POCUM did that last fall when it invited the national AFL-CIO’s Labor Commission on Racial and Economic Justice to come to Minneapolis in February. The commission held hearings in six cities and heard from more than 600 union and community members.
While discussions at all the hearings touched on broad concerns such as police-community relations, mass incarceration and economic inequality, the dialogue in Minneapolis was most pointedly about the need for unions to have people of color in leadership roles.
“We love our unions but we want our unions to love us back,” POCUM member Cathy Jones, a member of Branch 9 of the National Association of Letter Carriers, told the Minneapolis Labor Review newspaper.
“We want them to recognize our God-given talents and abilities. We want to be part of the next generation of leadership that’s going to save the labor movement.”
In addition to their activism with POCUM, Jones and Felder are both leaders in the Minneapolis NAACP(link is external) – Jones as 2nd vice president and Felder as secretary. Two other union members – Helen Bassett of MAPE and Bertha Daniels of the Minneapolis Federation of Teachers – also are NAACP officers.
While they are frustrated by the fact that people of color are under-represented in the top ranks of their unions, POCUM members view the labor movement as an important path to prosperity for African-Americans, Latinos and other workers of color.
With the help of the University of Minnesota Labor Education Service(link is external), POCUM produced a video in which members explain the benefits of union membership. [See video in gallery next to this article.] They cite employment opportunities, better wages and benefits and having a voice on the job, among others.
POCUM plans to show the video to high school students to encourage them to consider careers in fields such as construction, transit and government service.
The video also draws connections between the labor and civil rights movements.

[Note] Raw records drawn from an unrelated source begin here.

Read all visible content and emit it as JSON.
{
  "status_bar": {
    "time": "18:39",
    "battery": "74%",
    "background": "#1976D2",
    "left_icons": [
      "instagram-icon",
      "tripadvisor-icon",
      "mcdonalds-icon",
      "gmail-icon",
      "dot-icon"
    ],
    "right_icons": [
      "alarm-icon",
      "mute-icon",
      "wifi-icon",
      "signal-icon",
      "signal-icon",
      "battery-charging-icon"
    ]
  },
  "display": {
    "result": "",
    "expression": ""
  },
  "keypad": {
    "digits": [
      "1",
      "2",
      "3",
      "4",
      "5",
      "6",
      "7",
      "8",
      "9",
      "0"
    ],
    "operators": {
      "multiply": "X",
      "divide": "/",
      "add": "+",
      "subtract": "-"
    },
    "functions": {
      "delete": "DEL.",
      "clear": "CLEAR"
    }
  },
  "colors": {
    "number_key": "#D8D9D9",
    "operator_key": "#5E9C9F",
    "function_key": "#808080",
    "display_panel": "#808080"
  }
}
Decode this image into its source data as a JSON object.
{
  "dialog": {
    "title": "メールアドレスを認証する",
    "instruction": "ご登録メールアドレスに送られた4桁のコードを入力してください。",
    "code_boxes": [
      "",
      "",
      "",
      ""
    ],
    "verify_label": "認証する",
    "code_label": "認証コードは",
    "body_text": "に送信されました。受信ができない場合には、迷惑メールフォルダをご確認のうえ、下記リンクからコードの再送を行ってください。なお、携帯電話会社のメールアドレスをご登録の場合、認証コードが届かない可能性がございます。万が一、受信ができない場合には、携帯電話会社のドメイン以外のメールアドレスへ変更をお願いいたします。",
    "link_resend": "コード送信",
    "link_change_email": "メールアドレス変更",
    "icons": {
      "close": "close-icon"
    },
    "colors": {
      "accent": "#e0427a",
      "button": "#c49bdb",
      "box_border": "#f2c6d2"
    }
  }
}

“One of the people I looked up to the most is Martin Luther King – and he was pro-union,” Kenneth Garnier, a member of AFSCME Local 34, says in the video. “In fact, he was supporting the sanitation workers down in Memphis, Tennessee, in 1968 when he was assassinated.”
Recruiting young people into union-organized jobs is part of a larger strategy to move young people up in the labor movement, Jones said. “It’s important to step back and push up new leaders.”
POCUM is encouraging younger workers like Marie Dino, an organizer for AFSCME Local 3800, the clerical workers union at the University of Minnesota, to step up. She said it’s time for change.
“There are more young workers than ever – and people of color are going to be way forward” for unions, she said.
Workers of color who are interested in more information on POCUM may contact Kerry Felder at the Minneapolis Regional Labor Federation, 612-379-4206, or by e-mail.